(Interface dataset entries)
^^^^
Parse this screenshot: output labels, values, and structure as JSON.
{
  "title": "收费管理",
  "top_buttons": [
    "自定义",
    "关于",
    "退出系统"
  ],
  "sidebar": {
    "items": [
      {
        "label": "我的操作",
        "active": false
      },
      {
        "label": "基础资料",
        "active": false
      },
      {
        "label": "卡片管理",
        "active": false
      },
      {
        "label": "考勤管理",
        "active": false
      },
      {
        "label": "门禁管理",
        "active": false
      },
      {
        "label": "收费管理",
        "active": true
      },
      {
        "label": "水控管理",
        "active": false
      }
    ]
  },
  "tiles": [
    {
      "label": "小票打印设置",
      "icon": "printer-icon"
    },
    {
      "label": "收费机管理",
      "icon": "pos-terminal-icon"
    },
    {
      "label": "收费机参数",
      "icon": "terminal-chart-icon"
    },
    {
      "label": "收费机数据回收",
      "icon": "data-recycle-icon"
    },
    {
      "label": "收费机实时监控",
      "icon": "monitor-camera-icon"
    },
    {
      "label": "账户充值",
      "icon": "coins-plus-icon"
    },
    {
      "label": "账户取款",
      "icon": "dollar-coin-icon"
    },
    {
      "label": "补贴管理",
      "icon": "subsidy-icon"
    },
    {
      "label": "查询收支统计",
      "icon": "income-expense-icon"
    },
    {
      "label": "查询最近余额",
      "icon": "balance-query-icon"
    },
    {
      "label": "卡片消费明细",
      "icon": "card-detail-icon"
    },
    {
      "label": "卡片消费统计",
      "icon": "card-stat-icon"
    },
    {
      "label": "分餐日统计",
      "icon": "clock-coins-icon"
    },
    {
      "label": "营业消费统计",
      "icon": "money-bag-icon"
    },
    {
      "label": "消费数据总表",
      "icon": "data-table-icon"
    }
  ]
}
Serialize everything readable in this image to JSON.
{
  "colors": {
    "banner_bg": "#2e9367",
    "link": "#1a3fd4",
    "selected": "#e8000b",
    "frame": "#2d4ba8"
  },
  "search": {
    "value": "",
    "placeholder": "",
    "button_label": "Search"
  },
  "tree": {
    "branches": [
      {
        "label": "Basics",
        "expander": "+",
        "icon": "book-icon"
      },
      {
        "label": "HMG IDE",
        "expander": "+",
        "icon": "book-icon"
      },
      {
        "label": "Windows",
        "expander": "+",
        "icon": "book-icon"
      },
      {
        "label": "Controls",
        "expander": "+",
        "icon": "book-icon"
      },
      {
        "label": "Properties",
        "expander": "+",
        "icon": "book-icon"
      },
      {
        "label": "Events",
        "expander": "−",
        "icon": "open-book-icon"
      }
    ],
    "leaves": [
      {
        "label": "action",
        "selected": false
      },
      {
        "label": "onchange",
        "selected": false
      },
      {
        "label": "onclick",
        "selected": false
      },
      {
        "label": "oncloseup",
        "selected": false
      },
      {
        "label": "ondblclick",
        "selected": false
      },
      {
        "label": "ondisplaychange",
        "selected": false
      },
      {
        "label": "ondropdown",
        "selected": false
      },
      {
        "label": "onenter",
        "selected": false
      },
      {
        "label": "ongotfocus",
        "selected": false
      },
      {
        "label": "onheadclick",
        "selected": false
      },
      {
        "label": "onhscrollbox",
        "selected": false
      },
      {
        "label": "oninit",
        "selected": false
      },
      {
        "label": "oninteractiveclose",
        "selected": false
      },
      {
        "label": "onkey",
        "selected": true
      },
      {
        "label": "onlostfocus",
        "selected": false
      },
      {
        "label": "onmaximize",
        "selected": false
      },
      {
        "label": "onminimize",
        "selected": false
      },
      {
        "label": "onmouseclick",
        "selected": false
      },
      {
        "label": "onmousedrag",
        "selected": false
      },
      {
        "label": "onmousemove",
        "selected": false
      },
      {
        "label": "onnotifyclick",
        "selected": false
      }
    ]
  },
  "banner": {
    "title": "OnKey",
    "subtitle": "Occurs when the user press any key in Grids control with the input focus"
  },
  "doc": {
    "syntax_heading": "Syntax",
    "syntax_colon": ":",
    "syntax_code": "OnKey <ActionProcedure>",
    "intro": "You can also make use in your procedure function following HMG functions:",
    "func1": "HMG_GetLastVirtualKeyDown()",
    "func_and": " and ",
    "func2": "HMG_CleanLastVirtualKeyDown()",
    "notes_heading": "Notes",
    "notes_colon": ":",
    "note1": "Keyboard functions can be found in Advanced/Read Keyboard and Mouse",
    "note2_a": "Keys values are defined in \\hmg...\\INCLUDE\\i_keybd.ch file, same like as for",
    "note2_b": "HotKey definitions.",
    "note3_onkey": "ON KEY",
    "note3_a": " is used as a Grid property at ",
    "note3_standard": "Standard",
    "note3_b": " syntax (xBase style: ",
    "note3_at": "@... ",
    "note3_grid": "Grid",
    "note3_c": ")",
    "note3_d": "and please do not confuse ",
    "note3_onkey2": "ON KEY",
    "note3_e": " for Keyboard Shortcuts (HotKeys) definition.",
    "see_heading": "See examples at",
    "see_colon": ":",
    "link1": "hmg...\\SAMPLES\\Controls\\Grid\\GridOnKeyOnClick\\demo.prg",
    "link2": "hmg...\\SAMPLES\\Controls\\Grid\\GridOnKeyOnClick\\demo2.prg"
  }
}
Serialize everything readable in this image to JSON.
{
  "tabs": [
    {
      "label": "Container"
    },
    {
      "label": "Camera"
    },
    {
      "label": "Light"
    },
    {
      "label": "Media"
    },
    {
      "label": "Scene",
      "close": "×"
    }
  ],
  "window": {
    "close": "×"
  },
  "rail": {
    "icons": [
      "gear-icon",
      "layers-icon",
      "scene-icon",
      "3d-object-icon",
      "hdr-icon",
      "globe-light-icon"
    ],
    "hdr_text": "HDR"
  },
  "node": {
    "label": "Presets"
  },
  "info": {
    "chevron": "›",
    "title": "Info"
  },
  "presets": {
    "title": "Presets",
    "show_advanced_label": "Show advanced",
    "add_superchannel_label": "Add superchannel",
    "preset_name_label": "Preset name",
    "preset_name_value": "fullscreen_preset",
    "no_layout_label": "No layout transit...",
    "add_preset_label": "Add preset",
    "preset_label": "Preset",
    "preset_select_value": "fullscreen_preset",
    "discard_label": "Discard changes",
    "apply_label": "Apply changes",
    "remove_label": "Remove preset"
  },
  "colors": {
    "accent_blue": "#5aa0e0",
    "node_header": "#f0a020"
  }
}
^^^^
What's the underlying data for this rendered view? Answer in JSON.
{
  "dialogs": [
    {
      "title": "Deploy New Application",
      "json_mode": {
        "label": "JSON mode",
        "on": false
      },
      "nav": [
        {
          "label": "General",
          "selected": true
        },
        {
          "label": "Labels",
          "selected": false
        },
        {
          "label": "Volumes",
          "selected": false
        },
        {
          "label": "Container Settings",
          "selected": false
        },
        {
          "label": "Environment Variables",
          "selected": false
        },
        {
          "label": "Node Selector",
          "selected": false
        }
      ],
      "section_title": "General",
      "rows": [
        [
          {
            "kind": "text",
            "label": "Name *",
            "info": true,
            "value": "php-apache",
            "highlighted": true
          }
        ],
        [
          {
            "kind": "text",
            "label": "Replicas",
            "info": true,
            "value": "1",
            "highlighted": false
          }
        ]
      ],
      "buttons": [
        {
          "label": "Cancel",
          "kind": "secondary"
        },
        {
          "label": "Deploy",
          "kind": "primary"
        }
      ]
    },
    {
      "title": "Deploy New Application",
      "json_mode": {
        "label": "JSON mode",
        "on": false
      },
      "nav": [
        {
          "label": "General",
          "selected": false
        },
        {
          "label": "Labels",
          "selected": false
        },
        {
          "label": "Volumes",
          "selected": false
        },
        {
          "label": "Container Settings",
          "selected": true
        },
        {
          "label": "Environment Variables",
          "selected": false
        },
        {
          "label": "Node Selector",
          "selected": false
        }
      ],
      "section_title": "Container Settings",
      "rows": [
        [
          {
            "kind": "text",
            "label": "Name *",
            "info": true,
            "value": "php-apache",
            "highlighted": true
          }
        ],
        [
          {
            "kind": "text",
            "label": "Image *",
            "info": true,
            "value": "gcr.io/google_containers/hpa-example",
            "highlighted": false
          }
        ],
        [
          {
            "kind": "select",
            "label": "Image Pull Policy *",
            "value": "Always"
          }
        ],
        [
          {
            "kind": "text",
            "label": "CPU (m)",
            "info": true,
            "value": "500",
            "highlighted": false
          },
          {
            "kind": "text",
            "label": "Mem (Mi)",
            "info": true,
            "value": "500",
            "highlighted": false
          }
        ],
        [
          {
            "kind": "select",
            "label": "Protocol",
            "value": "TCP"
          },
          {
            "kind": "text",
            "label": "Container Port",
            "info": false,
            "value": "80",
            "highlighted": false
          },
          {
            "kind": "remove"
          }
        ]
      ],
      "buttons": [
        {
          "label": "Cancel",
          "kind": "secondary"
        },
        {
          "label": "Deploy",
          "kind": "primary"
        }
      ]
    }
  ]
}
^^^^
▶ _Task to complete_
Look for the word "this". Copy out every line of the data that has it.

▶ _Problem solution_
Parse this screenshot: output labels, values, and structure as JSON.
Serialize everything readable in this image to JSON.
Serialize everything readable in this image to JSON.
What's the underlying data for this rendered view? Answer in JSON.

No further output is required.